This week I was listening to a podcast about the famous Hoover flight fiasco of 1992.

For those of you too young to remember, I’ll recap what happened.

Nearly a quarter of a century ago some bright sparks at The Hoover Company came up with the brilliant idea to shift a load of surplus stock.

They promised customers who bought more than £100 of their products free airline flights.

The problem is Hoover never anticipated the huge demand the offer would generate and the fiasco cost them millions of pounds plus an immeasurable amount of reputational damage.

The public bought Hoover products like they were going out of fashion, simply because they wanted the free flights.

It was a bad time to get married because one couple reportedly received 12 Hoover vacuum cleaners as wedding presents from guests wanting a cheap holiday!

I was reminded of this with the latest travails of South Korean tech giant Samsung, which has stopped making its Galaxy Note 7 smartphones after reports of devices catching fire.

As PR disasters go it’s a shocker for Samsung – although it’s spawned hundreds of cruel jokes on social media.

Just look at Twitter to see images of soldiers throwing Note 7s as grenades and Batmen keen to chuck them in the harbour.

The problem boils down to the battery. As smartphones handle more and more information, the battery gets hotter and people far cleverer than me haven’t come up with a solution to keep them cool.

So what’s the moral of the story? You’re only as strong as your weakest link and that phrase is as true for sports teams as it is for cutting-edge tech.

Only time will tell if Samsung recovers from fallout of the Galaxy Note 7 disaster, but there’s no denying it has joined Hoover’s free flights as one of the world’s biggest PR disasters. 
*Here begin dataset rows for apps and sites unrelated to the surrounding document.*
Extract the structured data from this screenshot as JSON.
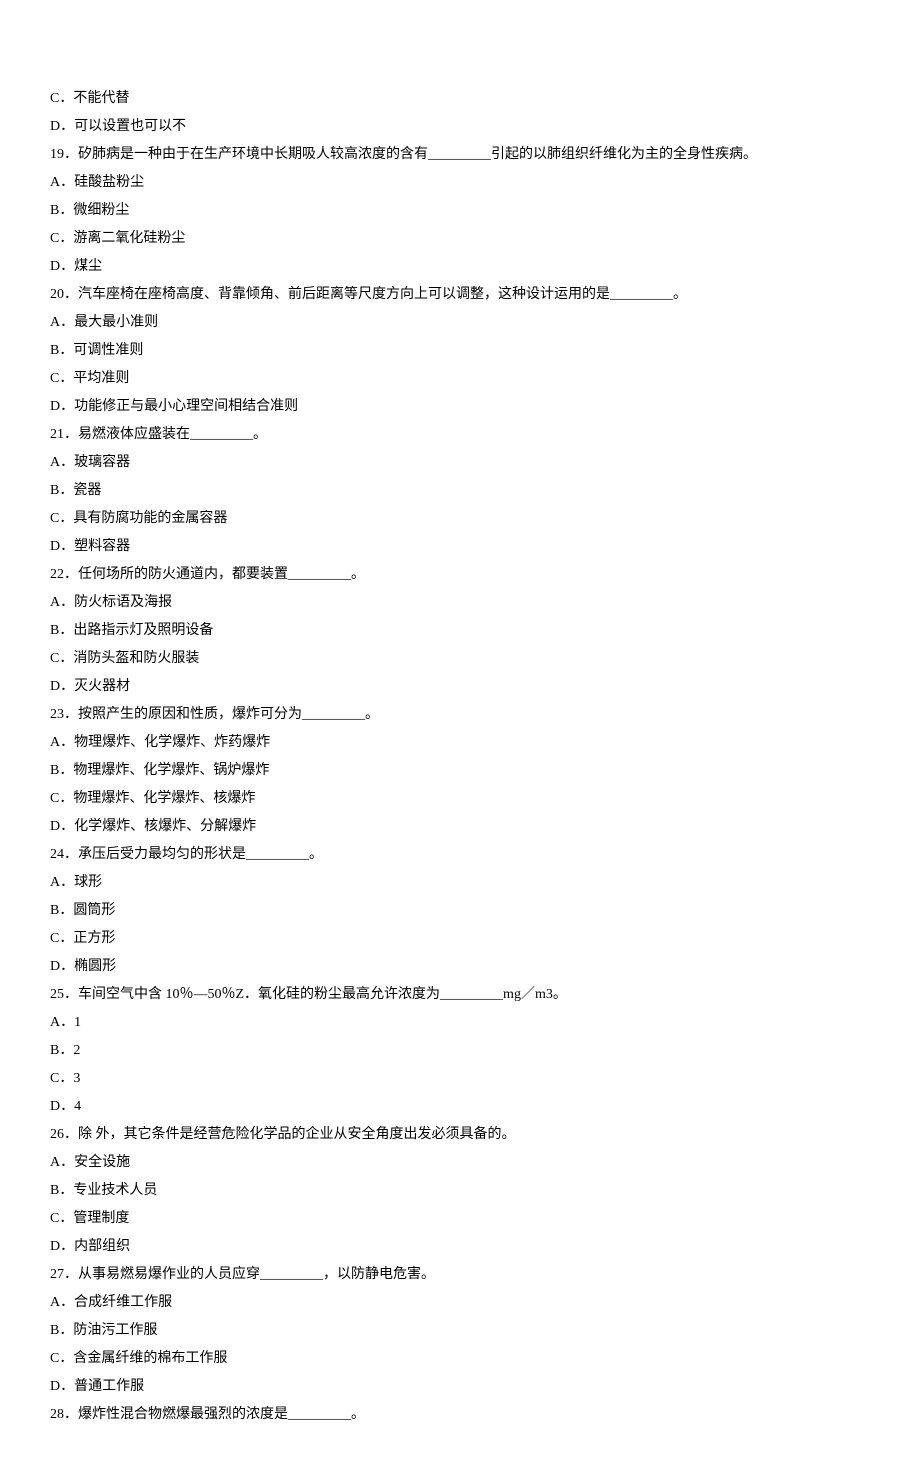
{
  "lines": [
    "C．不能代替",
    "D．可以设置也可以不",
    "19．矽肺病是一种由于在生产环境中长期吸人较高浓度的含有_________引起的以肺组织纤维化为主的全身性疾病。",
    "A．硅酸盐粉尘",
    "B．微细粉尘",
    "C．游离二氧化硅粉尘",
    "D．煤尘",
    "20．汽车座椅在座椅高度、背靠倾角、前后距离等尺度方向上可以调整，这种设计运用的是_________。",
    "A．最大最小准则",
    "B．可调性准则",
    "C．平均准则",
    "D．功能修正与最小心理空间相结合准则",
    "21．易燃液体应盛装在_________。",
    "A．玻璃容器",
    "B．瓷器",
    "C．具有防腐功能的金属容器",
    "D．塑料容器",
    "22．任何场所的防火通道内，都要装置_________。",
    "A．防火标语及海报",
    "B．出路指示灯及照明设备",
    "C．消防头盔和防火服装",
    "D．灭火器材",
    "23．按照产生的原因和性质，爆炸可分为_________。",
    "A．物理爆炸、化学爆炸、炸药爆炸",
    "B．物理爆炸、化学爆炸、锅炉爆炸",
    "C．物理爆炸、化学爆炸、核爆炸",
    "D．化学爆炸、核爆炸、分解爆炸",
    "24．承压后受力最均匀的形状是_________。",
    "A．球形",
    "B．圆筒形",
    "C．正方形",
    "D．椭圆形",
    "25．车间空气中含 10％—50％Z．氧化硅的粉尘最高允许浓度为_________mg／m3。",
    "A．1",
    "B．2",
    "C．3",
    "D．4",
    "26．除 外，其它条件是经营危险化学品的企业从安全角度出发必须具备的。",
    "A．安全设施",
    "B．专业技术人员",
    "C．管理制度",
    "D．内部组织",
    "27．从事易燃易爆作业的人员应穿_________，以防静电危害。",
    "A．合成纤维工作服",
    "B．防油污工作服",
    "C．含金属纤维的棉布工作服",
    "D．普通工作服",
    "28．爆炸性混合物燃爆最强烈的浓度是_________。"
  ]
}
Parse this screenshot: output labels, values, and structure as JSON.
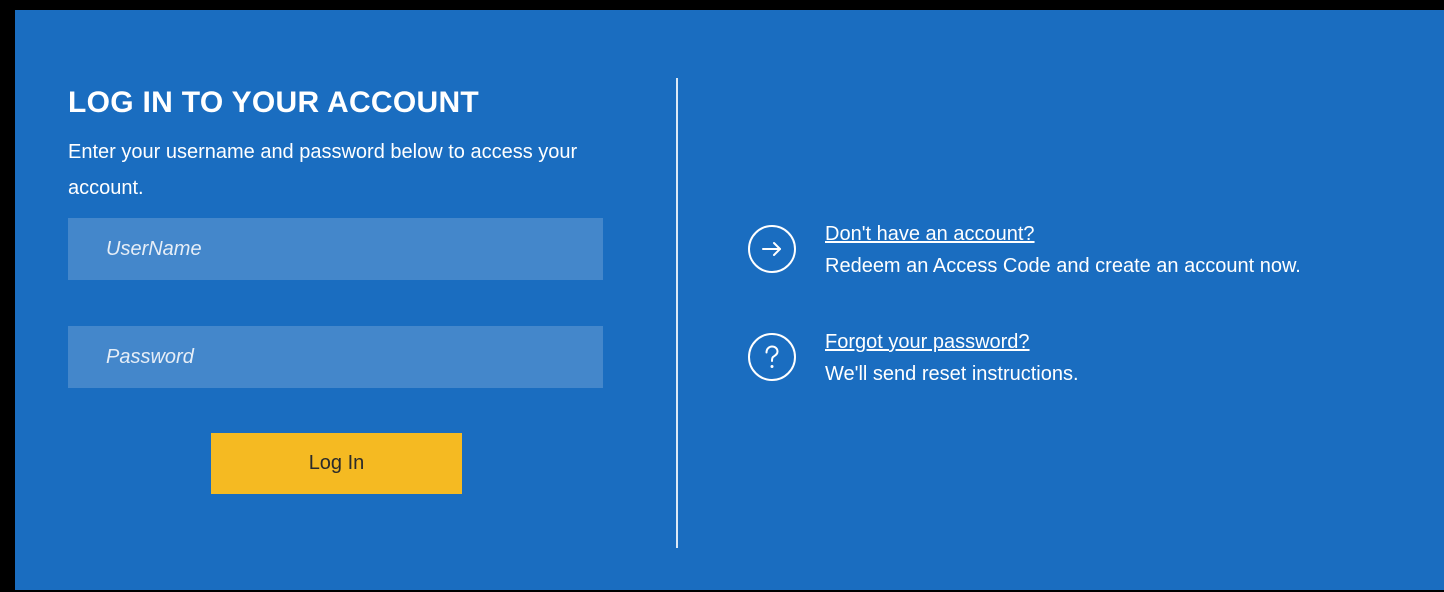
{
  "login": {
    "title": "LOG IN TO YOUR ACCOUNT",
    "subtitle": "Enter your username and password below to access your account.",
    "username_placeholder": "UserName",
    "password_placeholder": "Password",
    "login_button": "Log In"
  },
  "links": {
    "create_account": {
      "icon": "arrow-right-circle-icon",
      "label": "Don't have an account?",
      "description": "Redeem an Access Code and create an account now."
    },
    "forgot_password": {
      "icon": "question-circle-icon",
      "label": "Forgot your password?",
      "description": "We'll send reset instructions."
    }
  },
  "colors": {
    "panel_background": "#1A6DC0",
    "input_background": "#4487CB",
    "button_background": "#F5BA22",
    "frame_border": "#000000"
  }
}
  • Chris Maguire is the editor and co-owner of BusinessCloud. Follow him on Twitter @editor_maguire